First shown at the 1974 Cologne Photokina, Maitani did not rest on his laurels with the OM 2, it being the world’s first through-the-lens (TTL) off-the-film (OTF) camera, an idea licensed from Minolta, which has today evolved into an exposure control method used by virtually all camera manufacturers.

The OM 2 operates exactly like an OM 1 when the mode selector lever is turned to ‘Manual’, the viewfinder display has the same match needle scale as an OM 1 (+ and -). Setting it to ‘Auto’ brings up a full shutter speed scale in the viewfinder showing the camera’s choice of speed. The actual speed (1/45 and longer) is made from light reflected off the film at the moment of actual exposure. The TTL OTF metering, in particular, opened up a whole new world of photographic possibilities, which previously involved tedious exposure calculation, particularly with flash.

Of course, with any vintage camera – mine is 36 years-old – there can be issues. Not least with an OM 2 is the problem of deteriorating foam in the prism housing, which eventually eats into the prism coating and is seen in the viewfinder as marking or dark patches. Once this happens the prism is irreparable. Mine does not shown any marks – yet – but in time it will. The top plate will need to come off and the foam removed.

Also my OM 2 has what I can only describe as an occasional shutter ‘cough’ or ‘sneeze’ when fired. After 36 years the lubrication is probably almost dry and my OM 2 needs a clean, lubrication and adjustment (CLA). At the same time I would like the foam to be removed. It’s the least I can do for this little jewel.

Something else to watch out for are decayed foam body seals. Replacements are readily available on the web: it is a DIY job. Apart from this OM 2s are surprisingly robust.

Occasionally one will see advertised an OM 2 that has a jammed shutter and locked up mirror, the seller thinking it is broken beyond repair and thereby being sold for parts – cheap! More often than not the battery is dead and the mirror is stuck in the up position because of this. Turn the shutter dial to ‘B’ by pressing in the small button next to the red triangle on the right bottom of the bayonet mount (the collar is marked ‘Reset *’ as a reminder) and the mirror will drop and reset. Fit a new battery and the camera is good to go. The reset instructions are different for an OM 2n.

An Olympus OM 2 is a joy to use, undiminished by time and fashion – a genuine classic, and a fitting testimonial to the genius of one man, Yoshihisa Maitani (8 January, 1933 – 30 July, 2009).

Advertisements

Leave a Reply

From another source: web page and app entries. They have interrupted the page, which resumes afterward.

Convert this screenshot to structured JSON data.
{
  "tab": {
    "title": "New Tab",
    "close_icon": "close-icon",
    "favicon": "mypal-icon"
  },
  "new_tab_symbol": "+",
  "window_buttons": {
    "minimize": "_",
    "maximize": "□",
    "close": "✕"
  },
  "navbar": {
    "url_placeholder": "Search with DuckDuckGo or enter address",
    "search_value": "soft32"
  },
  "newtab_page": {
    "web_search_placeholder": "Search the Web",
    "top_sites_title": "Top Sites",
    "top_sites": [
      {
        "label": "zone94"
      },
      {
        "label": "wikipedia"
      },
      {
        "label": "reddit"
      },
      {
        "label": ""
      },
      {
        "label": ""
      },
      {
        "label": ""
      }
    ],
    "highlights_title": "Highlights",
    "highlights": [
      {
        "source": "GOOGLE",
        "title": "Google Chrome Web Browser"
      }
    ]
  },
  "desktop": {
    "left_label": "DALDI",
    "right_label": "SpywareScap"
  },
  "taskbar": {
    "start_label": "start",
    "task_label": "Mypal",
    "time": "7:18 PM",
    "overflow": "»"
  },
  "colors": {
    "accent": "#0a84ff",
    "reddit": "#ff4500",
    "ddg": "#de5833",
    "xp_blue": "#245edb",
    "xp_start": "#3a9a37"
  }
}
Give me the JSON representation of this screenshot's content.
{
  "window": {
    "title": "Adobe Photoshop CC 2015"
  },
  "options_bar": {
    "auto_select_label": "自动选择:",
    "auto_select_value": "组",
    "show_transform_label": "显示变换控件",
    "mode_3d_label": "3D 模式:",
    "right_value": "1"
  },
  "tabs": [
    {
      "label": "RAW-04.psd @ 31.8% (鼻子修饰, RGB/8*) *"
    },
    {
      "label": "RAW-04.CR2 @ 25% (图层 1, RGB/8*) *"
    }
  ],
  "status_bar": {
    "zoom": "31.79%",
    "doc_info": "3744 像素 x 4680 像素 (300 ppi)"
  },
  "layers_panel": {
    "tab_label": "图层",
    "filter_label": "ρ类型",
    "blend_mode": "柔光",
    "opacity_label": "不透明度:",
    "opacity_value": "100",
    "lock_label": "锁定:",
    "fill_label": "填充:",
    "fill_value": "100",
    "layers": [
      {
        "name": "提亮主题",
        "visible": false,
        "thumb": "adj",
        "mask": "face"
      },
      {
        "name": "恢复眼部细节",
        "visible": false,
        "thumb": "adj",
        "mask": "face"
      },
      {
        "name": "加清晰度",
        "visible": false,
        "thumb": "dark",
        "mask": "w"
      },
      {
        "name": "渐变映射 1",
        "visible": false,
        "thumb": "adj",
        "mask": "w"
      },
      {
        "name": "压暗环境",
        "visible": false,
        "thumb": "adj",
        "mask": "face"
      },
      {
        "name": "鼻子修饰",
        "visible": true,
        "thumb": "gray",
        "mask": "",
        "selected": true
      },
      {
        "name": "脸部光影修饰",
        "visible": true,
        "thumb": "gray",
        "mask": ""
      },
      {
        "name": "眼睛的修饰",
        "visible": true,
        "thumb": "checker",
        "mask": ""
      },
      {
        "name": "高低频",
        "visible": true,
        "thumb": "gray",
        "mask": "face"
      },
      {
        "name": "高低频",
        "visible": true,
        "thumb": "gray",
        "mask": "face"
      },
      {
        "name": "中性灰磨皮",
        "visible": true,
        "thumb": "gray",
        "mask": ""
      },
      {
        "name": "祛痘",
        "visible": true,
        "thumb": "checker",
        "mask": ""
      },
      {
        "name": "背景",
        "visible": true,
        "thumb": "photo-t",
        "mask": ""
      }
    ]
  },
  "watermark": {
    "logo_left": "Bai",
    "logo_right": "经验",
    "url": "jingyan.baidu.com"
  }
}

Fill in your details below or click an icon to log in:

WordPress.com Logo

You are commenting using your WordPress.com account. Log Out / Change )

Twitter picture

You are commenting using your Twitter account. Log Out / Change )

Facebook photo

You are commenting using your Facebook account. Log Out / Change )

Google+ photo

You are commenting using your Google+ account. Log Out / Change )

Connecting to %s